For a

complex function with an isolated

singularity at a point z

_{0}, the residue at z

_{0} is the a

_{-1} coefficient of the function's

Laurent series about z

_{0}:

inf
-- n
f(z) = > a_n (z - z_0)
--
n=-inf
Res( f(z); z_0 ) = a_-1

Residues are used with the Residue theorem to calculate contour integrals of functions in the complex plane more easily. The value of an integral over a closed curve C is simply 2*pi*i times the sum of the residues of the singularities within it.

/ --
| f(z) dz = 2*pi*i > Res( f(z); z_0 )
/c --
z_0

Calculating residues at poles is easy. Suppose f(z) has an nth order pole at z_{0}, i.e., it can be written in the form f(z) = phi(z)/(z-z_{0})^{n}. Then

(n-1)
phi (z_0)
Res( f(z); z_0 ) = ------------
(n-1)!
(Superscript here indicating the (n-1)st derivative at z_0).

**Example:** Find the residue of f(z) = (e^z)/z at z=0.

The Laurent series about the origin is

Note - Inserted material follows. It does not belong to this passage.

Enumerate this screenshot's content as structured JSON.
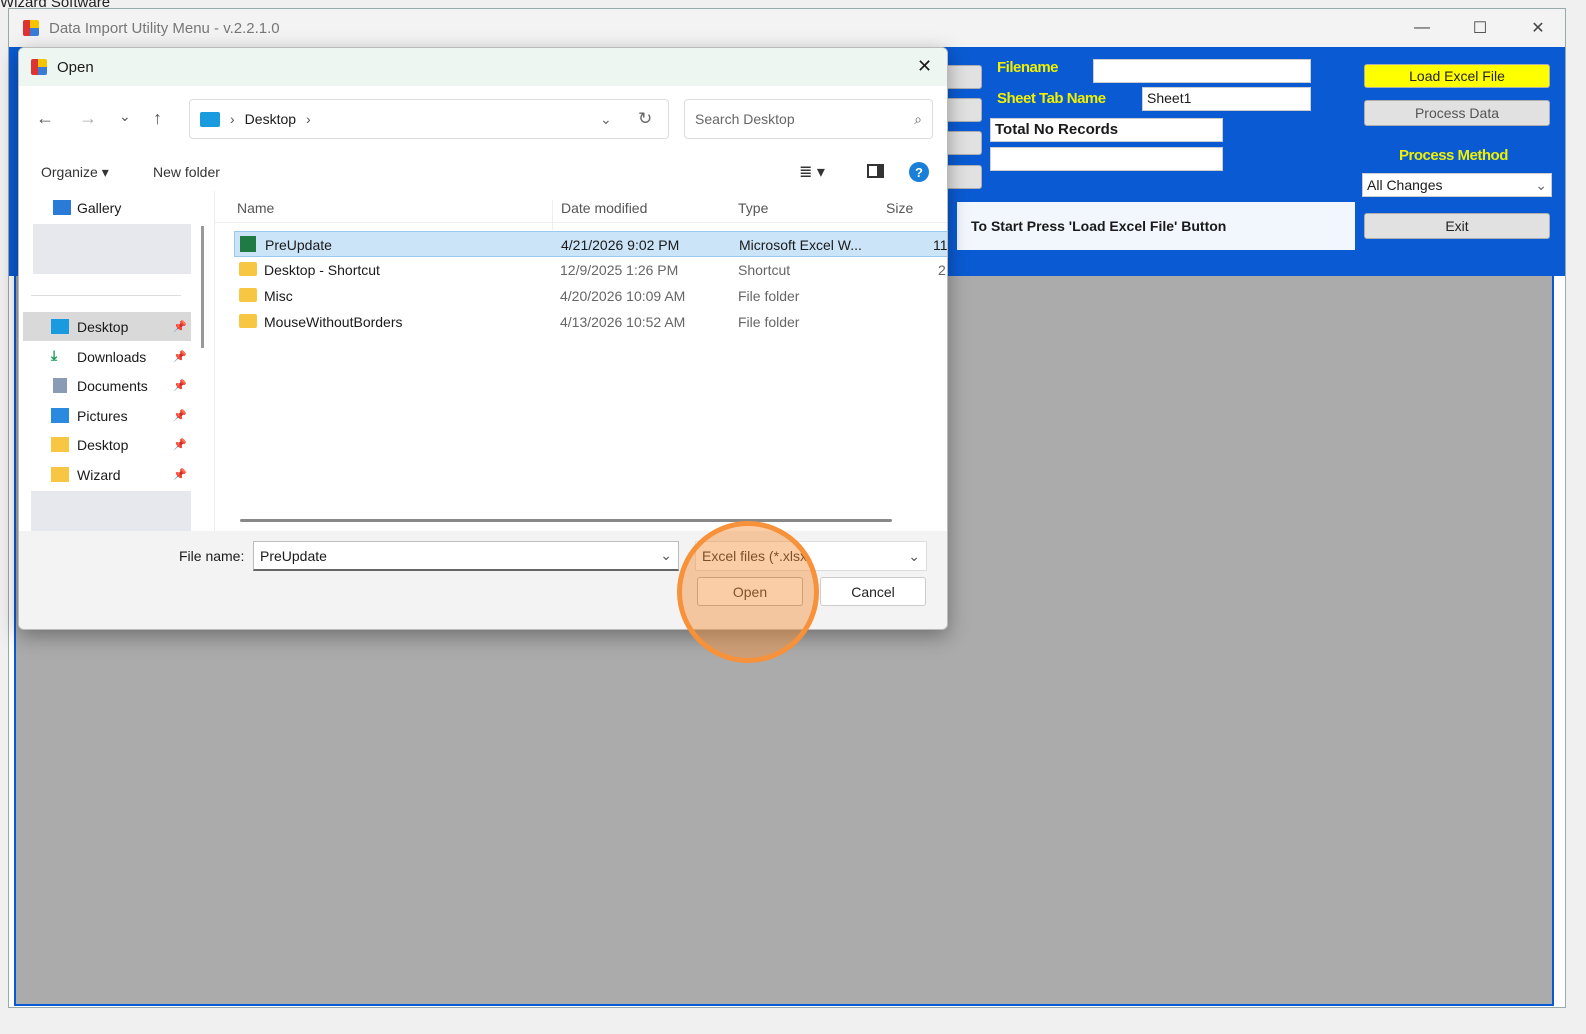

1 / z^2 z^3 \
f(z) = - * | 1 + z + --- + --- + ... |
z \ 2 3! /
1 z
= - + 1 + - + ...
z 2

So by examination of the first term, the residue is just 1. Therefore any contour integral of f(z) around a closed curve containing the origin will be 2*pi*i.